Because the issues impacting STEM undergraduate and graduate students, postdoctoral researchers, and faculty vary, the challenge is divided into four categories:

A banner noting the title of the challenge and sponsoring NSF programs. The banner includes a simulation-derived image of the SARS-CoV-2 pathogen.
  1. STEM undergraduates at community and technical colleges;
  2. STEM undergraduates at four-year institutions;
  3. STEM graduate students and postdoctoral researchers; and
  4. STEM faculty.

Each category will have first-, second-, and third-place cash winners and may include up to 10 honorable mention designees.

The NSF programs sponsoring the challenge include: Alliances for Graduate Education and the Professoriate (AGEP)ADVANCEHistorically Black Colleges and Universities Undergraduate Program (HBCU-UP)Inclusion across the Nation of Communities of Learners of Underrepresented Discoverers in Engineering and Science (INCLUDES), Improving Undergraduate STEM Education: Hispanic-Serving Institutions Program (HSI)Tribal Colleges and Universities Program (TCUP), and Louis Stokes Alliances for Minority Participation (LSAMP)

Eligibility

All eligible IHEs are encouraged and invited to submit descriptions of institutional actions that have been implemented, or will be implemented, such as new and revised policies, procedures, and practices to ensure continued progress toward more diverse, equitable, and inclusive STEM higher education programs and institutions. Submissions from Minority Serving Institutions (MSIs) and community and technical colleges are particularly encouraged in all challenge categories for which they are eligible. IHEs do not need to have a grant from NSF to submit to this challenge. 

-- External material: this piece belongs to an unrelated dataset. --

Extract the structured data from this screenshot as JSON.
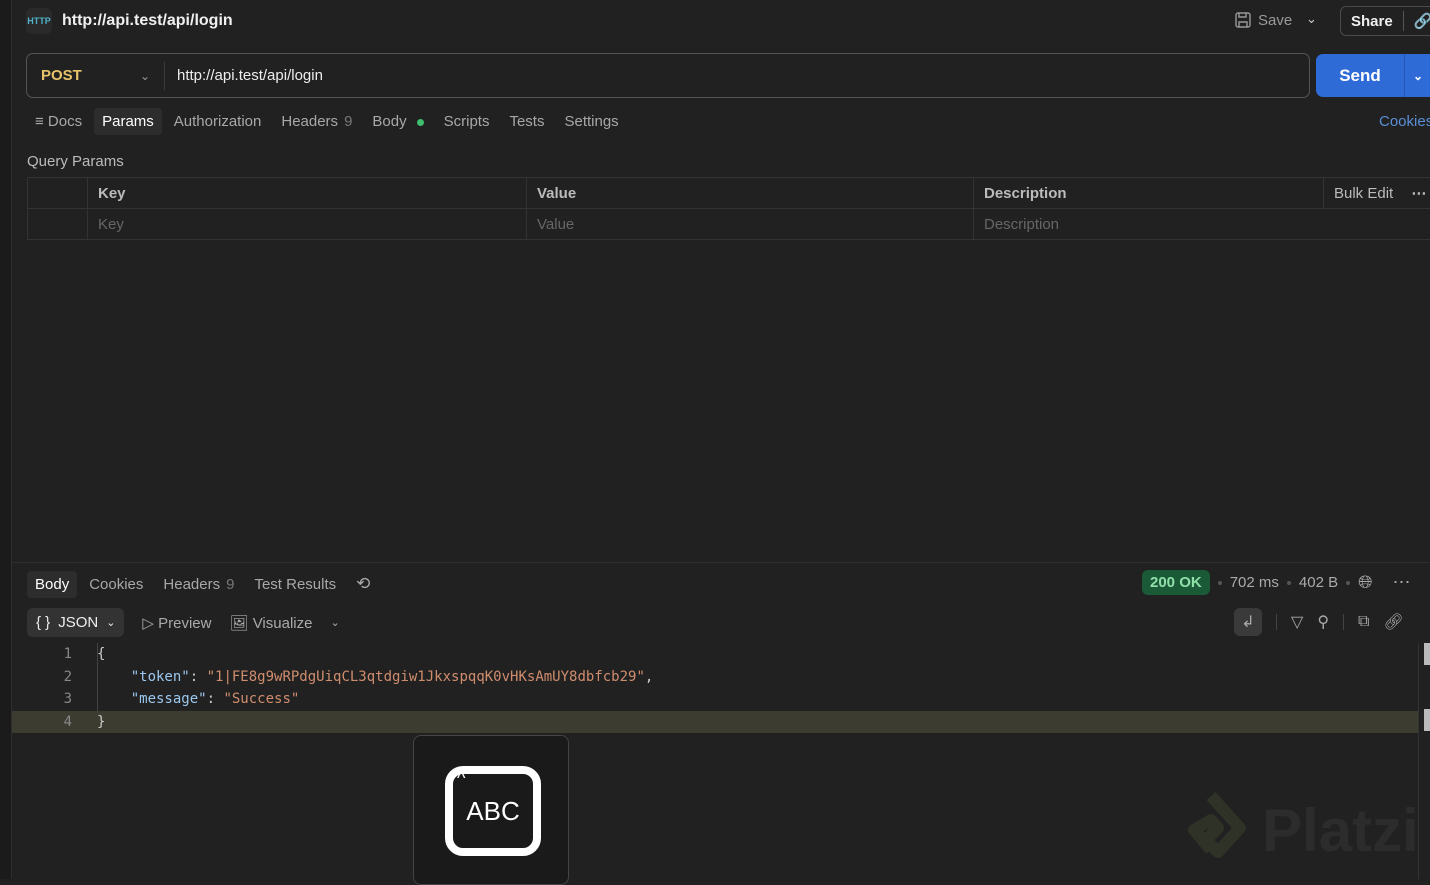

More information

You can find more information and apply for this challenge on Challenge.gov.

Welcome to MCB Cliff Weil!

Cliff Weil joined MCB in July 2021 as a program director in the Genetic Mechanisms cluster.

What is your educational background?

I have a B.S. in Genetics from the University of California, Davis and a Ph.D. in Genetics and Development from Cornell University.

What were you doing before you came to NSF?

Before joining MCB in July 2021, I was a professor at Purdue University focused on genetics, molecular biology, and genomics of plants, particularly maize and sorghum. I have a special fondness for transposable elements, which were first described in maize, and their interactions with the DNA repair machinery. I’ve also worked on microtubules and as a part of groups trying to interface engineering with biology. From 2017-2020, I was a program director in the NSF Plant Genome Research Program in the Division of Integrative Organismal Systems (IOS).

What attracted you to work for NSF?

I’m really excited about being able to facilitate getting the best science supported and about helping develop new directions for Molecular and Cellular Biology.. It is a great group of colleagues in MCB, and I really like the dedication to the work that everyone shares and the free flow of ideas. These are crazy times with the pandemic, but NSF has barely skipped a beat and there remains incredible opportunity to develop new ideas and to broaden the community of scientists. I’m thrilled to be a part of that.

What would you tell someone who is thinking about serving as a Program Director (*or applying to a position) at NSF?

Definitely do it! It’s a lot of work but totally worth it, interesting (sometimes in unexpected directions), and a lot of fun. You will learn a TON. I really like living in the DC area, so if you can do that, you should, but the remote working has been amazingly seamless.

When friends or colleagues find out that you work at NSF, what do they say or ask?

“Can you get me some money!?” I always tell them to send me a one-pager… I think my kids were least impressed with that answer.